What Are They Doing Here?
St Valentine, a Roman priest who blessed illegal Christian marriages, was beaten to death on the orders of the Roman Emperor Claudius II in AD 269. His execution supposedly took place on February 14th, a date that has long been recognised as St Valentine’s Day.
A goodly proportion of the saint’s relics are buried not in Rome, as you might expect, but in a small church in Dublin, the Whitefriars Street Carmelite Church. They were presented as a gift by Pope Gregory XVI to the founder of the church, Dr John Spratt, in 1836, in appreciation of his charismatic preaching while in Rome. Here are some other unexpected burial places.
- William the Conqueror’s youngest son, Henry I (r.1100-35), one of England’s greatest kings, lies neglected beneath the once vast abbey he founded at Reading in 1121. Its scant ruins are now concealed between office blocks and the infamous gaol of this uncompromisingly modern town and seldom visited.
- Buried in a lichen-covered stone tomb beside the ruins of Eastwell church, deep in the Kent countryside, lies Richard Plantagenet, illegitimate son of Richard III and last of a royal dynasty that spanned 331 years and produced 14 kings of England. In hiding from the agents of Henry VII after the Battle of Bosworth, Richard worked here as a stone mason and told no one of his true identity until his final years.

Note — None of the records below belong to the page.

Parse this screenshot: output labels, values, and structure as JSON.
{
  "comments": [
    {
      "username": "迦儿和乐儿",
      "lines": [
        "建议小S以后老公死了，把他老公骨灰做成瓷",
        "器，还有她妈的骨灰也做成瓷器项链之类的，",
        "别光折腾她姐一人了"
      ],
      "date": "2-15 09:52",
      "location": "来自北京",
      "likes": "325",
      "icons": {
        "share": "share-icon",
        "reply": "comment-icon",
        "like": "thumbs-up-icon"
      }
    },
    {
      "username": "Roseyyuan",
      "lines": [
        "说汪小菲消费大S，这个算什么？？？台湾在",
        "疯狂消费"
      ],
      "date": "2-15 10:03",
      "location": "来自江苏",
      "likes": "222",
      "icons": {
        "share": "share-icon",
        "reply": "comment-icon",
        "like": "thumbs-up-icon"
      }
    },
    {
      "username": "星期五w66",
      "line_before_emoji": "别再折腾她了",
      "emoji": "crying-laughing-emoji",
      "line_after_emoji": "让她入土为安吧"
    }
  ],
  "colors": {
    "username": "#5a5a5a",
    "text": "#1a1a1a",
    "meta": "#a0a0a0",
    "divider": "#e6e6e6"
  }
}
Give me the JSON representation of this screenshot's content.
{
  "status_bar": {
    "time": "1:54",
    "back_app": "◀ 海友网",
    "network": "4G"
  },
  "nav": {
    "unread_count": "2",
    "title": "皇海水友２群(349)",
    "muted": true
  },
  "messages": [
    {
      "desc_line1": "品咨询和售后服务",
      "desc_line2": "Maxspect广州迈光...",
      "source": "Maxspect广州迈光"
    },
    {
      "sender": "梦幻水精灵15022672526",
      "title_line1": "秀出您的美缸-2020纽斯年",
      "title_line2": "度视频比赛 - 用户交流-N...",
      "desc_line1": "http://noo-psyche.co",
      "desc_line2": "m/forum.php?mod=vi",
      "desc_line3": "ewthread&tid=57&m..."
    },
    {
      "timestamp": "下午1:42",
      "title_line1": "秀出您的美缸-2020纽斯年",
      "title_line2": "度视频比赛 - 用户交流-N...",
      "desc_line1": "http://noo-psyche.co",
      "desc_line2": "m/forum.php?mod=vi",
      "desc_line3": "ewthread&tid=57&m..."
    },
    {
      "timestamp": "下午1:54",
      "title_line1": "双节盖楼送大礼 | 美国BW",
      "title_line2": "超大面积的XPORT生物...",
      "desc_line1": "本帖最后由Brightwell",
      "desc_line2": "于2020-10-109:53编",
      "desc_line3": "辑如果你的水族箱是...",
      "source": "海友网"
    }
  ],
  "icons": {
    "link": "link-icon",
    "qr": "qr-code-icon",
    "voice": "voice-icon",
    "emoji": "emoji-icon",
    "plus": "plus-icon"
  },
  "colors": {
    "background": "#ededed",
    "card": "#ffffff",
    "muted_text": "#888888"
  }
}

- In a dark corner of a small, bare attic room in Newburgh Abbey, near Coxwold in North Yorkshire, there is a rough brick tomb covered by wooden planks, where the bones of Oliver Cromwell are said to rest. After Cromwell was dug up from Westminster Abbey following the restoration of Charles II and the Stuart dynasty his head was stuck on a pole outside Parliament and ended up in Cambridge, but his bones were gathered together by his daughter Mary and brought here, to her home. You can still see the hole the Prince of Wales (later Edward VII) made in one of the planks in an unsuccessful attempt to see what was inside.
- Resting beside her father, beneath a grey tombstone in a tiny hill-top churchyard in Cockayne Hatley, Bedfordshire, is Margaret, daughter of William Henley, editor of the National Observer and friend of J.M. Barrie. She died at the age of five, but achieved immortality as the inspiration for one of literature’s most cherished little girls, Wendy in Peter Pan. Whenever Barrie visited, Margaret would fling herself into his arms crying ‘fwendy, fwendy!’